I’ve likely spent more time in the office than in a boat over the past decade and a half, but of the dozens of lawyers I’ve worked with and against during that time period, none stand out as memorable personalities for the right reasons. Sure, there were some I liked, a few I trusted and some I’d even want to socialize with, but that’s it – none I wanted to make a part of my life, no matter how similar our demographic characteristics might’ve seemed. By contrast, through fishing I’ve met many people I’d seemingly have nothing in common with, but who turned out to be like family. One such friend was Harold Pack, who I’ve written about in this space before. After a battle with various stomach ailments, Harold died last week.
The bride and I got the news from Harold’s daughter Sharon while we were tooling around Texas last week. It was an expected call, and with miles of Lone Star state highways ahead of us it gave me hours to bask in the reflected glow of my good friend’s memory. A decade or so ago, as I entered a period where I hated my job, was entrenched in a bad relationship and wanted to move, I found sanctuary in the home of Harold and his wife Gail, which just happened to be on a local power plant lake. From November through March, I was there early every Saturday morning, boat in tow, and left late Sunday night, ekeing out every last bite the lake had to offer.
Last Updated on Wednesday, 08 September 2010 06:41
By Pete Robbins
Mid-Atlantic Staff Writer
Sept. 8, 2010
If Gershwin had written lyrics to describe my past two months of fishing, no doubt they’d start off “Summertime, and the fishing’s crappy.”

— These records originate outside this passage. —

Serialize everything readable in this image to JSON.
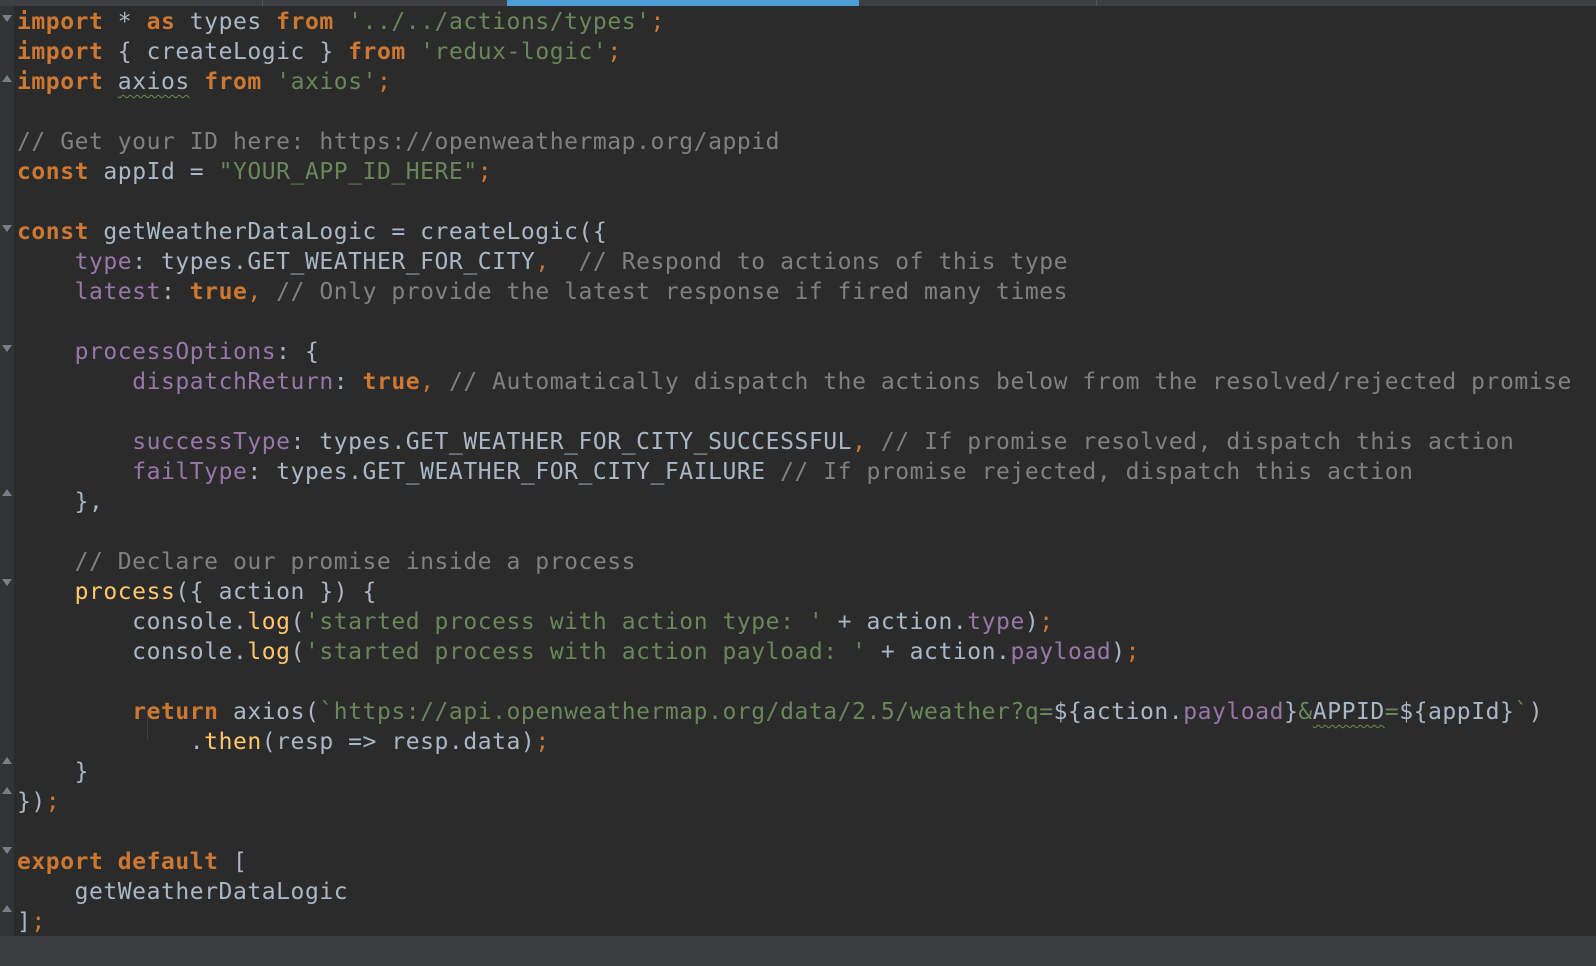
{
  "editor": {
    "file_language": "JavaScript",
    "code_lines": [
      [
        [
          "kw",
          "import"
        ],
        [
          "id",
          " * "
        ],
        [
          "kw",
          "as"
        ],
        [
          "id",
          " types "
        ],
        [
          "kw",
          "from"
        ],
        [
          "id",
          " "
        ],
        [
          "str",
          "'../../actions/types'"
        ],
        [
          "punc",
          ";"
        ]
      ],
      [
        [
          "kw",
          "import"
        ],
        [
          "id",
          " { createLogic } "
        ],
        [
          "kw",
          "from"
        ],
        [
          "id",
          " "
        ],
        [
          "str",
          "'redux-logic'"
        ],
        [
          "punc",
          ";"
        ]
      ],
      [
        [
          "kw",
          "import"
        ],
        [
          "id",
          " "
        ],
        [
          "warn",
          "axios"
        ],
        [
          "id",
          " "
        ],
        [
          "kw",
          "from"
        ],
        [
          "id",
          " "
        ],
        [
          "str",
          "'axios'"
        ],
        [
          "punc",
          ";"
        ]
      ],
      [],
      [
        [
          "cm",
          "// Get your ID here: https://openweathermap.org/appid"
        ]
      ],
      [
        [
          "kw",
          "const"
        ],
        [
          "id",
          " appId = "
        ],
        [
          "str",
          "\"YOUR_APP_ID_HERE\""
        ],
        [
          "punc",
          ";"
        ]
      ],
      [],
      [
        [
          "kw",
          "const"
        ],
        [
          "id",
          " getWeatherDataLogic = createLogic({"
        ]
      ],
      [
        [
          "id",
          "    "
        ],
        [
          "prop",
          "type"
        ],
        [
          "id",
          ": types.GET_WEATHER_FOR_CITY"
        ],
        [
          "punc",
          ","
        ],
        [
          "id",
          "  "
        ],
        [
          "cm",
          "// Respond to actions of this type"
        ]
      ],
      [
        [
          "id",
          "    "
        ],
        [
          "prop",
          "latest"
        ],
        [
          "id",
          ": "
        ],
        [
          "kw",
          "true"
        ],
        [
          "punc",
          ","
        ],
        [
          "id",
          " "
        ],
        [
          "cm",
          "// Only provide the latest response if fired many times"
        ]
      ],
      [],
      [
        [
          "id",
          "    "
        ],
        [
          "prop",
          "processOptions"
        ],
        [
          "id",
          ": {"
        ]
      ],
      [
        [
          "id",
          "        "
        ],
        [
          "prop",
          "dispatchReturn"
        ],
        [
          "id",
          ": "
        ],
        [
          "kw",
          "true"
        ],
        [
          "punc",
          ","
        ],
        [
          "id",
          " "
        ],
        [
          "cm",
          "// Automatically dispatch the actions below from the resolved/rejected promise"
        ]
      ],
      [],
      [
        [
          "id",
          "        "
        ],
        [
          "prop",
          "successType"
        ],
        [
          "id",
          ": types.GET_WEATHER_FOR_CITY_SUCCESSFUL"
        ],
        [
          "punc",
          ","
        ],
        [
          "id",
          " "
        ],
        [
          "cm",
          "// If promise resolved, dispatch this action"
        ]
      ],
      [
        [
          "id",
          "        "
        ],
        [
          "prop",
          "failType"
        ],
        [
          "id",
          ": types.GET_WEATHER_FOR_CITY_FAILURE "
        ],
        [
          "cm",
          "// If promise rejected, dispatch this action"
        ]
      ],
      [
        [
          "id",
          "    },"
        ]
      ],
      [],
      [
        [
          "id",
          "    "
        ],
        [
          "cm",
          "// Declare our promise inside a process"
        ]
      ],
      [
        [
          "id",
          "    "
        ],
        [
          "fn",
          "process"
        ],
        [
          "id",
          "({ action }) {"
        ]
      ],
      [
        [
          "id",
          "        console."
        ],
        [
          "fn",
          "log"
        ],
        [
          "id",
          "("
        ],
        [
          "str",
          "'started process with action type: '"
        ],
        [
          "id",
          " + action."
        ],
        [
          "prop",
          "type"
        ],
        [
          "id",
          ")"
        ],
        [
          "punc",
          ";"
        ]
      ],
      [
        [
          "id",
          "        console."
        ],
        [
          "fn",
          "log"
        ],
        [
          "id",
          "("
        ],
        [
          "str",
          "'started process with action payload: '"
        ],
        [
          "id",
          " + action."
        ],
        [
          "prop",
          "payload"
        ],
        [
          "id",
          ")"
        ],
        [
          "punc",
          ";"
        ]
      ],
      [],
      [
        [
          "id",
          "        "
        ],
        [
          "kw",
          "return"
        ],
        [
          "id",
          " axios("
        ],
        [
          "tpl",
          "`https://api.openweathermap.org/data/2.5/weather?q="
        ],
        [
          "id",
          "${action."
        ],
        [
          "prop",
          "payload"
        ],
        [
          "id",
          "}"
        ],
        [
          "tpl",
          "&"
        ],
        [
          "warn",
          "APPID"
        ],
        [
          "tpl",
          "="
        ],
        [
          "id",
          "${appId}"
        ],
        [
          "tpl",
          "`"
        ],
        [
          "id",
          ")"
        ]
      ],
      [
        [
          "id",
          "            ."
        ],
        [
          "fn",
          "then"
        ],
        [
          "id",
          "(resp => resp.data)"
        ],
        [
          "punc",
          ";"
        ]
      ],
      [
        [
          "id",
          "    }"
        ]
      ],
      [
        [
          "id",
          "})"
        ],
        [
          "punc",
          ";"
        ]
      ],
      [],
      [
        [
          "kw",
          "export"
        ],
        [
          "id",
          " "
        ],
        [
          "kw",
          "default"
        ],
        [
          "id",
          " ["
        ]
      ],
      [
        [
          "id",
          "    getWeatherDataLogic"
        ]
      ],
      [
        [
          "id",
          "]"
        ],
        [
          "punc",
          ";"
        ]
      ]
    ]
  }
}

If 20 years from now a still-youthful Denzel Washington agrees to play me in a film about my fishing in July and August of 2010, it’ll probably be called “Remember the Suck Truck.” In short, it’ll be the story of how some talented fishermen and one angler who apparently doesn’t know which end of the fishing rod to hold integrated the tidal rivers of the mid-Atlantic.
If my July and August tournament results had a Facebook page, the only ones who’d be pressing the “Like” button would be the fish, who have up until now largely ignored me.
Last Updated on Thursday, 02 September 2010 09:34
Sept. 2, 2010
On Day Three of the 2008 Bassmaster Elite Series tournament on Falcon Lake, I had the good fortune to draw out with North Carolina’s Marty Stone, who at that point in time was driving a BassCat Cougar FTD. Thanks to the fish he found, it was one of the best days I’ve ever spent on the water: I caught my personal best largemouth, 8-12, which made up a substantial portion of my personal best 22 pound tournament limit.
On the pro side, they wouldn’t have even weighed that fish for big bass and the limit would’ve come in somewhere around the Mendoza Line, but it was memorable to a once-a-week warrior like myself.
I had no idea if I’d ever get back to Falcon (I’ve been back twice since). I also had no idea if I’d ever see that magic boat again. Marty found the fish. I caught the fish. The boat got them back across a choppy Falcon to be weighed and released. It played a role just as we did.
Last Updated on Thursday, 26 August 2010 14:12
August 26, 2010
- When in doubt, go with green pumpkin.
- If you’re not sure you can get the boat into an area, leave plenty of time to get out and get back to weigh in.
- Don’t use cheap outboard oil.
- No socks with sandals.
- When in doubt, put on new line.
- If given the choice, don’t ever use the middle urinal.
- Don’t wear the dye-sublimated tournament jersey to dinner.
- Don’t assume your partner knows how to net fish.
- Don’t eat Mexican food the night before a tournament unless you are in Texas or Mexico (quesadillas are excepted from this rule).
- Always bring the rain suit.